Background: Food frequency questionnaires (FFQ) is the most commonly used dietary assessment tool in epidemiological studies, due to ease of administration and feasibility. However, the information collected by FFQ is associated with lower accuracy. For accurate interpretation of the food frequency results that arise from epidemiological studies, it needs to be compared with a more accurate dietary assessment method. To date, there is no culture-specific and validated FFQ available in Ethiopia. Objective: This study aims to evaluate the validatiy of a locally developed FFQ for estimating food and nutrient intakes of adults in Butajira, southern Ethiopia. Methodology: We employed a community-based cross-sectional study and included a total of one hundred fifteen adults aged 20-65 years. FFQ was developed using two sources of data; focus group discussion and previous two days 24-Hour diet recall. The relative validity of the FFQ was assessed against the average of two interactive 24-hour dietary recalls. Intakes of macronutrients (energy, protein, carbohydrate, fat), micro-nutrients (calcium, iron, vitamin, vitamin B1, vitamin B2) and food groups were measured by the two methods. The validity of the FFQ was evaluated by comparing estimates of specific nutrients and food groups derived from the FFQ against the 24-hour dietary recalls by calculating the mean or median difference, correlation coefficients, cross-classification, and Bland Altman test. Result: Mean energy and macronutrient intakes obtained from the FFQ were significantly higher than those obtained from the mean of 24-hour dietary recalls. The correlation between energy and macro-nutrients measured by the two methods varies from 0.05 (Total fat) to 0.32 (carbohydrate) and from 0.1(calcium) to 0.49 (vitamin B1) for micronutrients. FFQ did not adequately classify subjects with respect to energy, macro-nutrients and most of the micro-nutrients. A systematic mean difference was observed in vitamin A and iron intake in the bland–Altman agreement test. For the majority of the food groups, median differences in the intake of foods and nutrients between 24-hour dietary recall and FFQ were, overall, small and statist ically insignificant. Correlation coefficients ranged from 0.12 for an egg to 0.78 for legumes. We found that the The FFQ showed a fair classification agreement with the 24-hour recall for intakes of cereals, legumes, and roots and tubers. A systematic mean difference was observed in roots and tubers and beverage intake in the bland–Altman agreement test. Conclusion: The FFQ provided a good validity to assess and rank individuals in terms of intakes of most food groups according to high and low intake categories.

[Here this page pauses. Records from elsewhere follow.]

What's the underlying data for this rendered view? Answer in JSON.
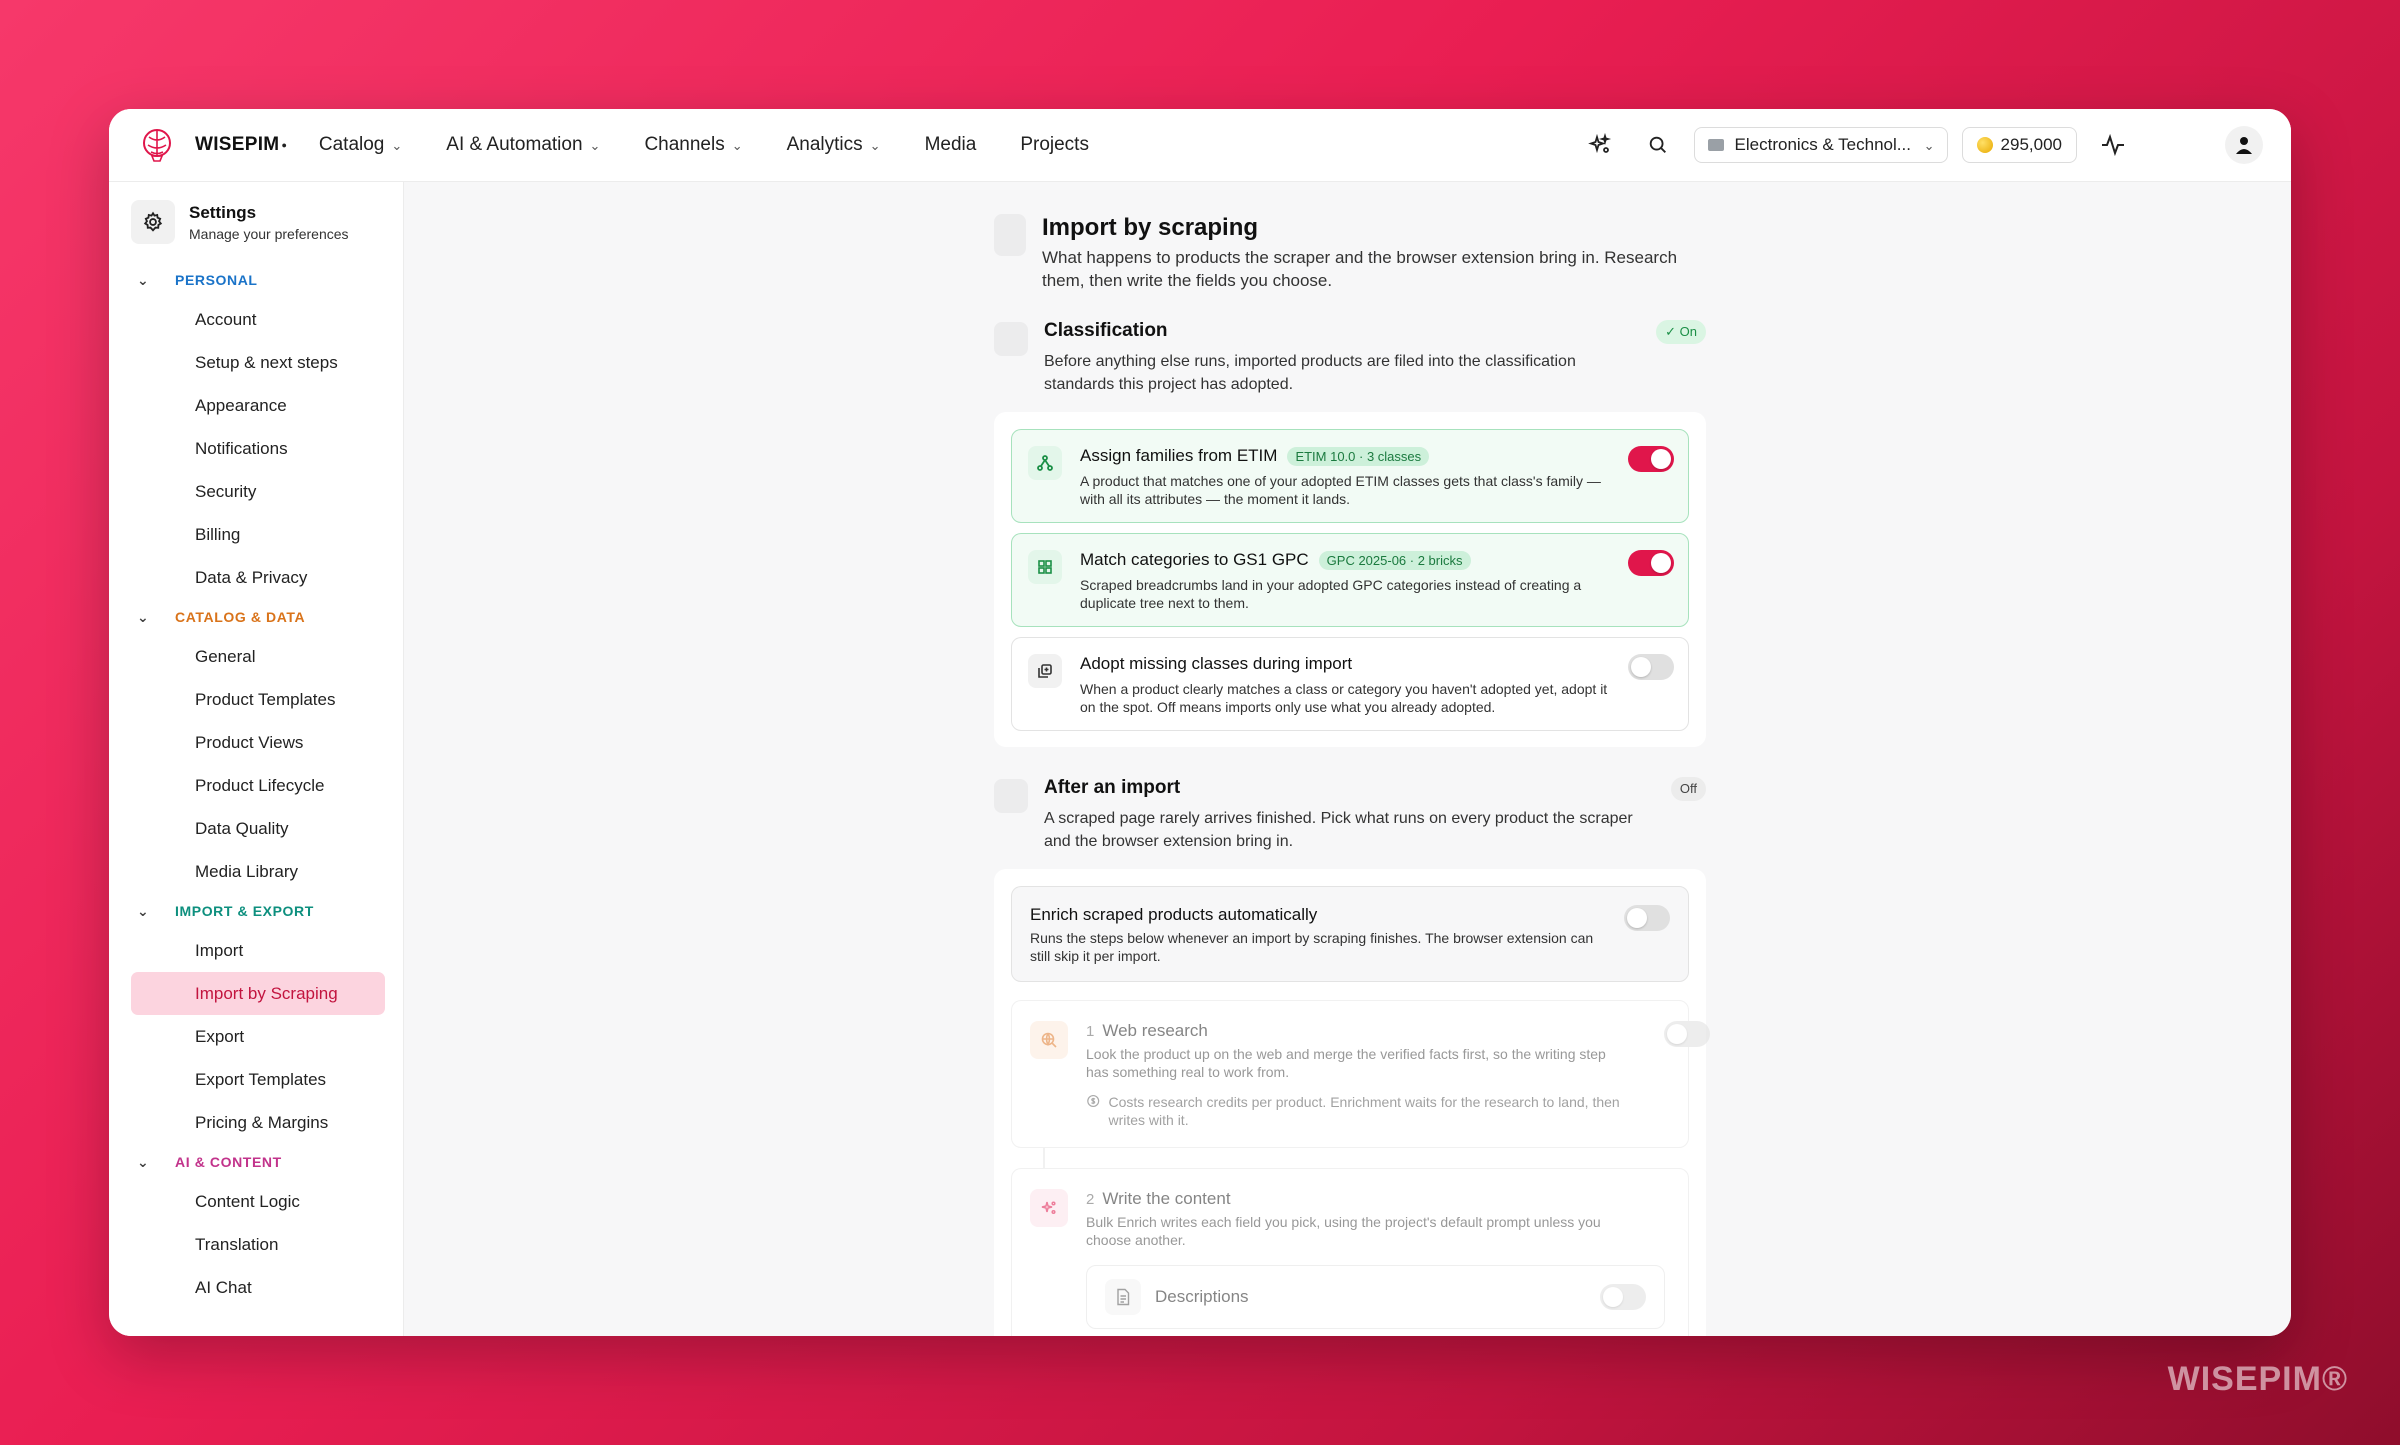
{
  "brand": "WISEPIM",
  "nav": [
    {
      "label": "Catalog",
      "dropdown": true
    },
    {
      "label": "AI & Automation",
      "dropdown": true
    },
    {
      "label": "Channels",
      "dropdown": true
    },
    {
      "label": "Analytics",
      "dropdown": true
    },
    {
      "label": "Media",
      "dropdown": false
    },
    {
      "label": "Projects",
      "dropdown": false
    }
  ],
  "topbar": {
    "project": "Electronics & Technol...",
    "credits": "295,000"
  },
  "sidebar": {
    "title": "Settings",
    "subtitle": "Manage your preferences",
    "groups": [
      {
        "label": "PERSONAL",
        "items": [
          "Account",
          "Setup & next steps",
          "Appearance",
          "Notifications",
          "Security",
          "Billing",
          "Data & Privacy"
        ]
      },
      {
        "label": "CATALOG & DATA",
        "items": [
          "General",
          "Product Templates",
          "Product Views",
          "Product Lifecycle",
          "Data Quality",
          "Media Library"
        ]
      },
      {
        "label": "IMPORT & EXPORT",
        "items": [
          "Import",
          "Import by Scraping",
          "Export",
          "Export Templates",
          "Pricing & Margins"
        ]
      },
      {
        "label": "AI & CONTENT",
        "items": [
          "Content Logic",
          "Translation",
          "AI Chat"
        ]
      }
    ],
    "active_item": "Import by Scraping"
  },
  "page": {
    "title": "Import by scraping",
    "description": "What happens to products the scraper and the browser extension bring in. Research them, then write the fields you choose."
  },
  "classification": {
    "title": "Classification",
    "status": "✓ On",
    "description": "Before anything else runs, imported products are filed into the classification standards this project has adopted.",
    "options": [
      {
        "title": "Assign families from ETIM",
        "tag": "ETIM 10.0 · 3 classes",
        "description": "A product that matches one of your adopted ETIM classes gets that class's family — with all its attributes — the moment it lands.",
        "enabled": true
      },
      {
        "title": "Match categories to GS1 GPC",
        "tag": "GPC 2025-06 · 2 bricks",
        "description": "Scraped breadcrumbs land in your adopted GPC categories instead of creating a duplicate tree next to them.",
        "enabled": true
      },
      {
        "title": "Adopt missing classes during import",
        "tag": "",
        "description": "When a product clearly matches a class or category you haven't adopted yet, adopt it on the spot. Off means imports only use what you already adopted.",
        "enabled": false
      }
    ]
  },
  "after_import": {
    "title": "After an import",
    "status": "Off",
    "description": "A scraped page rarely arrives finished. Pick what runs on every product the scraper and the browser extension bring in.",
    "enrich": {
      "title": "Enrich scraped products automatically",
      "description": "Runs the steps below whenever an import by scraping finishes. The browser extension can still skip it per import.",
      "enabled": false
    },
    "steps": [
      {
        "num": "1",
        "title": "Web research",
        "description": "Look the product up on the web and merge the verified facts first, so the writing step has something real to work from.",
        "note": "Costs research credits per product. Enrichment waits for the research to land, then writes with it."
      },
      {
        "num": "2",
        "title": "Write the content",
        "description": "Bulk Enrich writes each field you pick, using the project's default prompt unless you choose another.",
        "fields": [
          "Descriptions"
        ]
      }
    ]
  },
  "watermark": "WISEPIM®",
  "colors": {
    "accent": "#e0164b",
    "on_green": "#1b8f46"
  }
}
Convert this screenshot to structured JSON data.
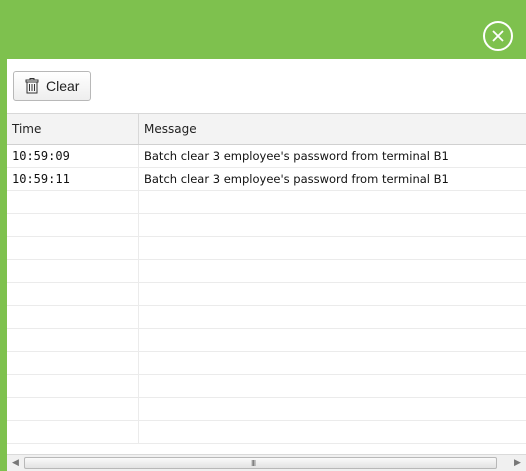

Its validity could be acceptable for estimating energy and macro-nutrient intakes at individual basis. However, estimates of minerals and vitamins should be interpreted with caution.



Food frequency ,food and nutrient